That first year, when I asked the principal why Christmas carols had not been included, she said, “Well, there were – Jingle Bells, Jolly Old Saint Nicholas. . . .”

“But those aren’t Christmas carols,” I said.  “What about the birth of Jesus?” 

She looked at me like I’d gone mad.  That a parent might suggest singing songs about Christ at Christmas!

“You know, I understand we’re trying for multiculturalism,” I forged on, “But we’re part of the culture too. What about representing us?”

Today, our family lives in Virginia, where the phrase “In God We Trust” is posted in every public school because it’s required by law, and where educators seem to have a better grasp of what is legally permissible and what is not.

Still, there are always threats to our freedom. I remember waiting after one middle school event to shake the principal’s hand and express my gratitude. A very tall, very unhappy looking father got to her first and began berating her for a biblical reference he noticed in his son’s literature class. I saw her confident, generous smile fade and her shoulders sag. Out of 1200 families at that school, this one angry man might in the end have the most impact.  Sure enough, the Spring Concert at that school – for the first time – was completely secular. 

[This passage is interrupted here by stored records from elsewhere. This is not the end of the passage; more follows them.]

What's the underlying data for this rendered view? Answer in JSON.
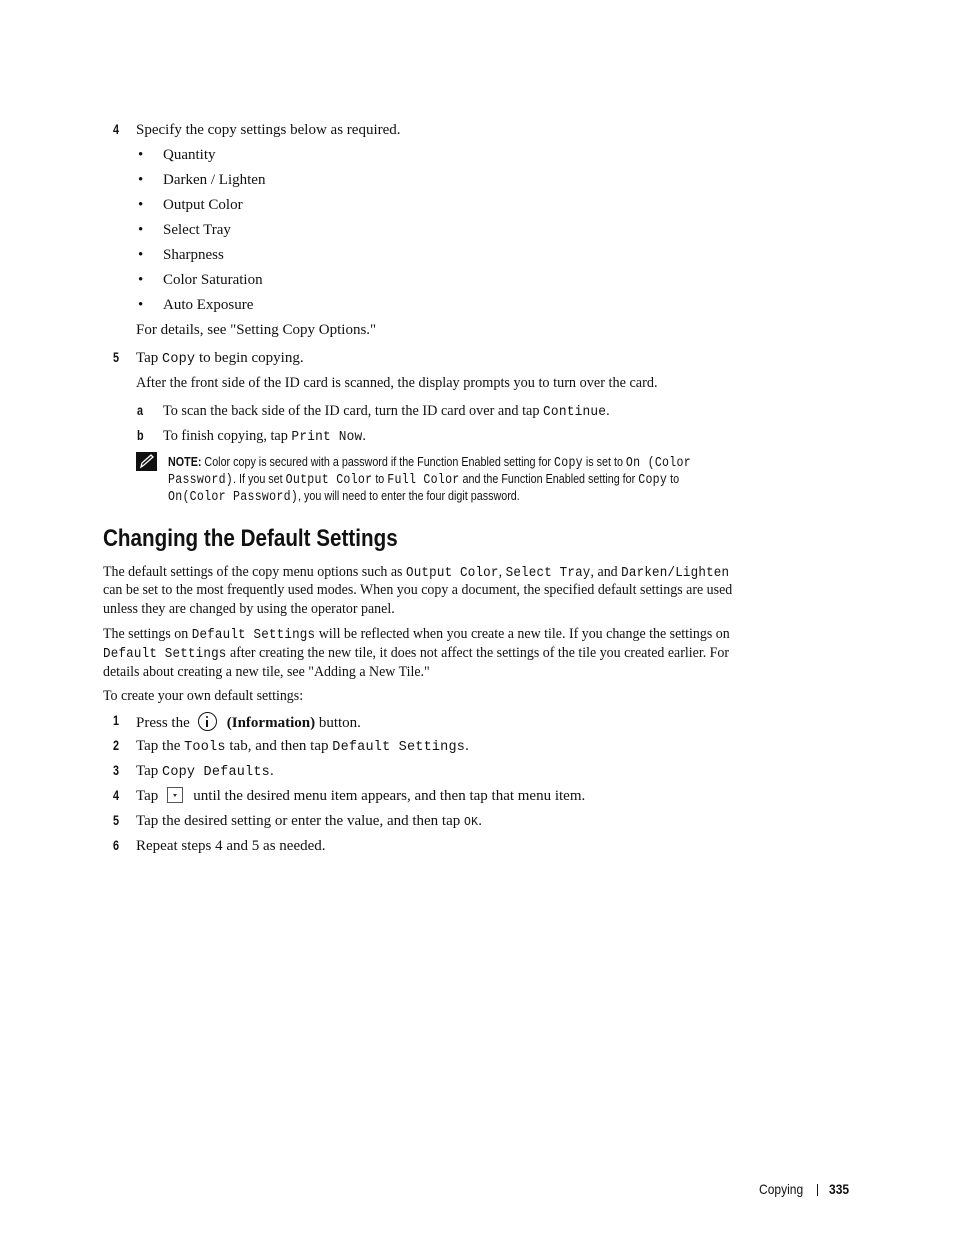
{
  "step4_top": {
    "number": "4",
    "text": "Specify the copy settings below as required.",
    "bullets": [
      "Quantity",
      "Darken / Lighten",
      "Output Color",
      "Select Tray",
      "Sharpness",
      "Color Saturation",
      "Auto Exposure"
    ],
    "details": "For details, see \"Setting Copy Options.\""
  },
  "step5_top": {
    "number": "5",
    "pre": "Tap ",
    "code": "Copy",
    "post": " to begin copying.",
    "para": "After the front side of the ID card is scanned, the display prompts you to turn over the card.",
    "sub_a": {
      "label": "a",
      "pre": "To scan the back side of the ID card, turn the ID card over and tap ",
      "code": "Continue",
      "post": "."
    },
    "sub_b": {
      "label": "b",
      "pre": "To finish copying, tap ",
      "code": "Print Now",
      "post": "."
    }
  },
  "note": {
    "icon": "pencil-note-icon",
    "label": "NOTE:",
    "l1_a": " Color copy is secured with a password if the Function Enabled setting for ",
    "l1_code1": "Copy",
    "l1_b": " is set to ",
    "l1_code2": "On (Color",
    "l2_code1": "Password)",
    "l2_a": ". If you set ",
    "l2_code2": "Output Color",
    "l2_b": " to ",
    "l2_code3": "Full Color",
    "l2_c": " and the Function Enabled setting for ",
    "l2_code4": "Copy",
    "l2_d": " to",
    "l3_code1": "On(Color Password)",
    "l3_a": ", you will need to enter the four digit password."
  },
  "section": {
    "title": "Changing the Default Settings",
    "p1_l1_a": "The default settings of the copy menu options such as ",
    "p1_l1_code1": "Output Color",
    "p1_l1_b": ", ",
    "p1_l1_code2": "Select Tray",
    "p1_l1_c": ", and ",
    "p1_l1_code3": "Darken/Lighten",
    "p1_l2": "can be set to the most frequently used modes. When you copy a document, the specified default settings are used",
    "p1_l3": "unless they are changed by using the operator panel.",
    "p2_l1_a": "The settings on ",
    "p2_l1_code": "Default Settings",
    "p2_l1_b": " will be reflected when you create a new tile. If you change the settings on",
    "p2_l2_code": "Default Settings",
    "p2_l2_a": " after creating the new tile, it does not affect the settings of the tile you created earlier. For",
    "p2_l3": "details about creating a new tile, see \"Adding a New Tile.\"",
    "p3": "To create your own default settings:"
  },
  "steps": [
    {
      "number": "1",
      "pre": "Press the",
      "icon": "information-icon",
      "bold": "(Information)",
      "post": " button."
    },
    {
      "number": "2",
      "pre": "Tap the ",
      "code1": "Tools",
      "mid": " tab, and then tap ",
      "code2": "Default Settings",
      "post": "."
    },
    {
      "number": "3",
      "pre": "Tap ",
      "code": "Copy Defaults",
      "post": "."
    },
    {
      "number": "4",
      "pre": "Tap",
      "icon": "scroll-down-button-icon",
      "post": "until the desired menu item appears, and then tap that menu item."
    },
    {
      "number": "5",
      "pre": "Tap the desired setting or enter the value, and then tap ",
      "code": "OK",
      "post": "."
    },
    {
      "number": "6",
      "text": "Repeat steps 4 and 5 as needed."
    }
  ],
  "footer": {
    "section": "Copying",
    "page": "335"
  }
}
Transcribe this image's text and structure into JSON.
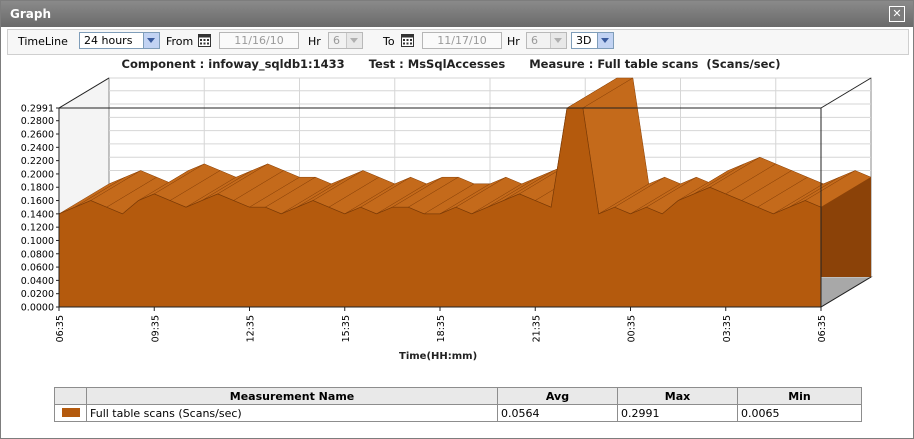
{
  "window": {
    "title": "Graph",
    "close_icon": "close-icon"
  },
  "toolbar": {
    "timeline_label": "TimeLine",
    "timeline_value": "24 hours",
    "from_label": "From",
    "from_date": "11/16/10",
    "from_hr_label": "Hr",
    "from_hr_value": "6",
    "to_label": "To",
    "to_date": "11/17/10",
    "to_hr_label": "Hr",
    "to_hr_value": "6",
    "view_value": "3D",
    "calendar_icon": "calendar-icon"
  },
  "header": {
    "component": "Component : infoway_sqldb1:1433",
    "test": "Test : MsSqlAccesses",
    "measure": "Measure : Full table scans  (Scans/sec)"
  },
  "chart_data": {
    "type": "area",
    "render": "3d",
    "color": "#b45a0d",
    "xlabel": "Time(HH:mm)",
    "ylabel": "",
    "x_ticks": [
      "06:35",
      "09:35",
      "12:35",
      "15:35",
      "18:35",
      "21:35",
      "00:35",
      "03:35",
      "06:35"
    ],
    "y_ticks": [
      "0.0000",
      "0.0200",
      "0.0400",
      "0.0600",
      "0.0800",
      "0.1000",
      "0.1200",
      "0.1400",
      "0.1600",
      "0.1800",
      "0.2000",
      "0.2200",
      "0.2400",
      "0.2600",
      "0.2800",
      "0.2991"
    ],
    "ylim": [
      0,
      0.2991
    ],
    "grid": true,
    "series": [
      {
        "name": "Full table scans (Scans/sec)",
        "x_hours": [
          0,
          0.5,
          1,
          1.5,
          2,
          2.5,
          3,
          3.5,
          4,
          4.5,
          5,
          5.5,
          6,
          6.5,
          7,
          7.5,
          8,
          8.5,
          9,
          9.5,
          10,
          10.5,
          11,
          11.5,
          12,
          12.5,
          13,
          13.5,
          14,
          14.5,
          15,
          15.5,
          16,
          16.5,
          17,
          17.5,
          18,
          18.5,
          19,
          19.5,
          20,
          20.5,
          21,
          21.5,
          22,
          22.5,
          23,
          23.5,
          24
        ],
        "values": [
          0.14,
          0.15,
          0.16,
          0.15,
          0.14,
          0.16,
          0.17,
          0.16,
          0.15,
          0.16,
          0.17,
          0.16,
          0.15,
          0.15,
          0.14,
          0.15,
          0.16,
          0.15,
          0.14,
          0.15,
          0.14,
          0.15,
          0.15,
          0.14,
          0.14,
          0.15,
          0.14,
          0.15,
          0.16,
          0.17,
          0.16,
          0.15,
          0.2991,
          0.2991,
          0.14,
          0.15,
          0.14,
          0.15,
          0.14,
          0.16,
          0.17,
          0.18,
          0.17,
          0.16,
          0.15,
          0.14,
          0.15,
          0.16,
          0.15
        ]
      }
    ]
  },
  "table": {
    "headers": [
      "",
      "Measurement Name",
      "Avg",
      "Max",
      "Min"
    ],
    "rows": [
      {
        "name": "Full table scans (Scans/sec)",
        "avg": "0.0564",
        "max": "0.2991",
        "min": "0.0065"
      }
    ]
  }
}
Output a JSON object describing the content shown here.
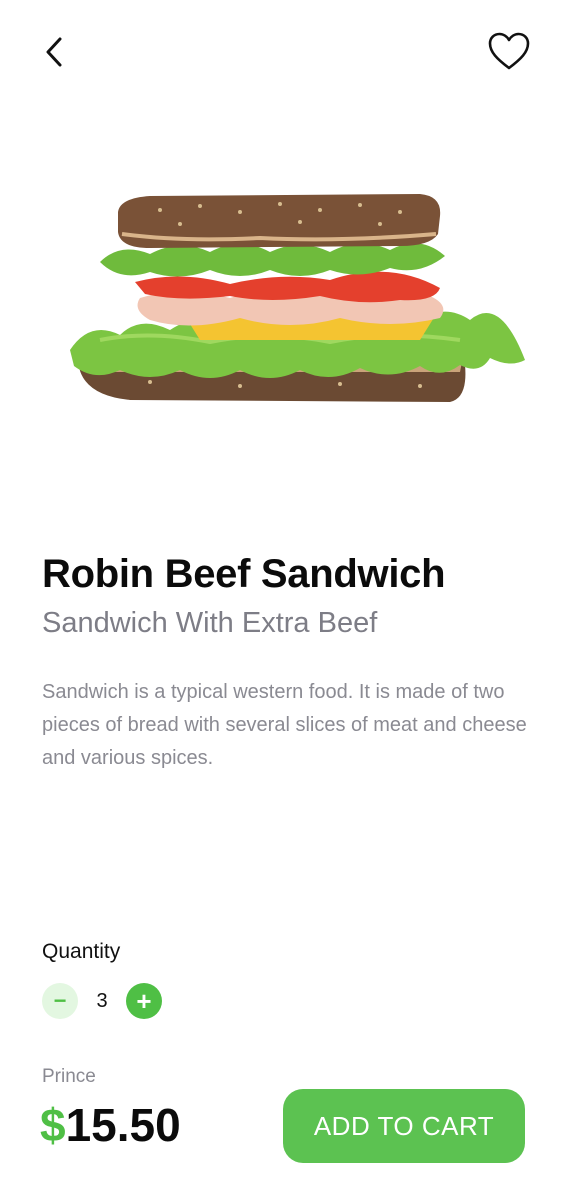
{
  "header": {
    "back_icon": "chevron-left-icon",
    "favorite_icon": "heart-outline-icon"
  },
  "product": {
    "image": "sandwich-photo",
    "name": "Robin Beef Sandwich",
    "subtitle": "Sandwich With Extra Beef",
    "description": "Sandwich is a typical western food. It is made of two pieces of bread with several slices of meat and cheese and various spices."
  },
  "quantity": {
    "label": "Quantity",
    "minus_label": "−",
    "plus_label": "+",
    "value": "3"
  },
  "price": {
    "label": "Prince",
    "currency": "$",
    "amount": "15.50"
  },
  "cart_button": {
    "label": "ADD TO CART"
  },
  "colors": {
    "accent": "#5cc251",
    "accent_light": "#e3f7e1",
    "text_primary": "#0b0b0b",
    "text_secondary": "#7d7d86"
  }
}
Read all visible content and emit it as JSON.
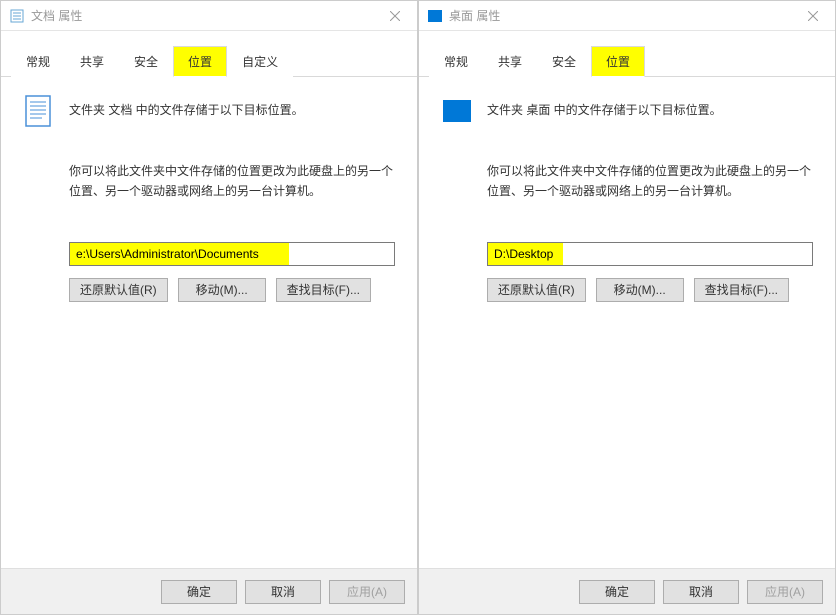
{
  "left": {
    "title": "文档 属性",
    "tabs": [
      "常规",
      "共享",
      "安全",
      "位置",
      "自定义"
    ],
    "active_tab": "位置",
    "header": "文件夹 文档 中的文件存储于以下目标位置。",
    "desc": "你可以将此文件夹中文件存储的位置更改为此硬盘上的另一个位置、另一个驱动器或网络上的另一台计算机。",
    "path": "e:\\Users\\Administrator\\Documents",
    "buttons": {
      "restore": "还原默认值(R)",
      "move": "移动(M)...",
      "find": "查找目标(F)..."
    },
    "bottom": {
      "ok": "确定",
      "cancel": "取消",
      "apply": "应用(A)"
    }
  },
  "right": {
    "title": "桌面 属性",
    "tabs": [
      "常规",
      "共享",
      "安全",
      "位置"
    ],
    "active_tab": "位置",
    "header": "文件夹 桌面 中的文件存储于以下目标位置。",
    "desc": "你可以将此文件夹中文件存储的位置更改为此硬盘上的另一个位置、另一个驱动器或网络上的另一台计算机。",
    "path": "D:\\Desktop",
    "buttons": {
      "restore": "还原默认值(R)",
      "move": "移动(M)...",
      "find": "查找目标(F)..."
    },
    "bottom": {
      "ok": "确定",
      "cancel": "取消",
      "apply": "应用(A)"
    }
  }
}
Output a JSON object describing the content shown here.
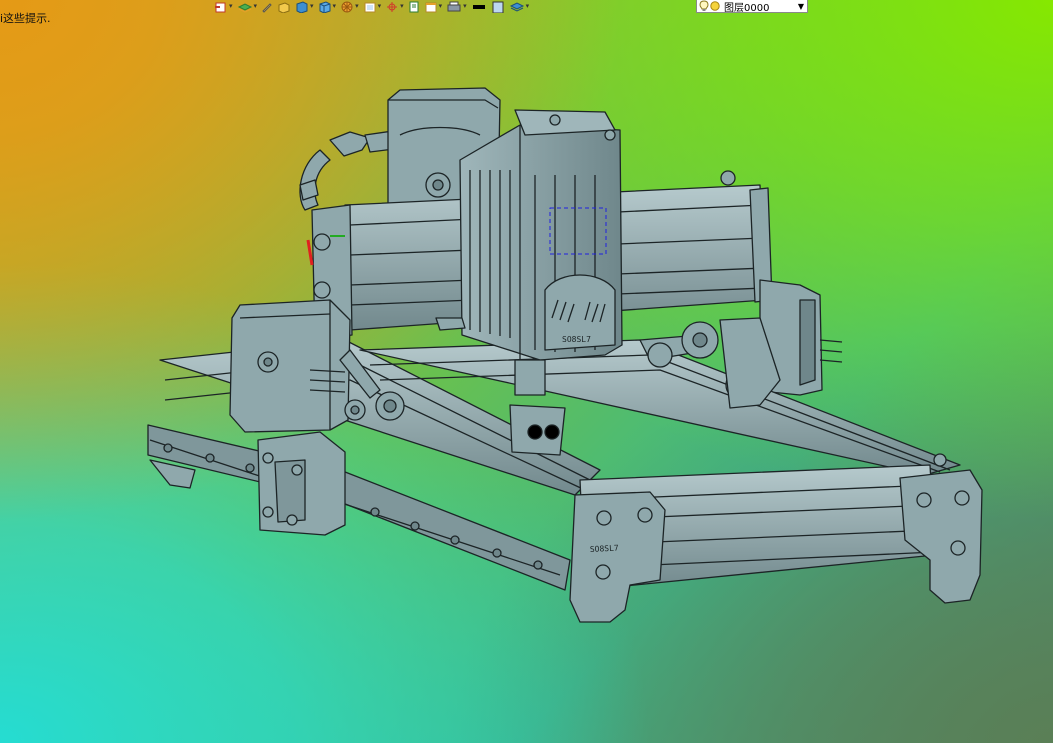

Since then, I’ve made it a point to befriend this principal, sharing the information she needs to counter this tyranny of the minority and rejoicing to see the school shift back to religious inclusion. But I’m just one individual. While I have more impact than most with my large family spread among several schools, I still feel very much like the Dutch boy sticking his finger in the dike.

When we see signs of Christian history, art, music, and culture wane, what we need to understand is that it’s not anyone’s fault but our own. Legislators and courts have already done their part to uphold religious freedom. The question is: Have we done ours?

Christian parents need to recognize that even when we delegate responsibility for our children’s education to public schools, we are still responsible for oversight. We are still responsible for challenging censorship of Christian elements in literature and the arts. 

The Christmas season reminds us that our job is to stay informed and involved year-round. Don’t wait until something goes wrong to complain. Build relationships with principals and teachers.  Know the law and be prepared to share it. But also learn as much as you can about the relationship between Christianity and the arts so you can discuss the importance of our cultural history in a winsome way.

I’m reminded of one high school teacher whose penchant for medieval music guaranteed a Winter Program filled with sacred music. Here's his reaction to one complaint: “When they write other music that’s any good, I’ll use it. My job is to teach music, and I only teach the best.”

Whether this teacher is a believer or not, Christian parents can learn from him. We need to stop thinking defensively and start taking back ground that has been lost through intimidation and fear in public schools. 

The fact is that taking Christ out of Christmas doesn’t hurt Christianity – after all Jesus said that even if his disciples were silenced, the rocks would cry out (Luke 19:40).  But the historical interconnectedness of faith, inspiration and artistic expression means that any anti-religion attacks on music, art or literature in the public schools must be resisted for the good of all students

Which is exactly why the law is on our side – and why we need to defend it.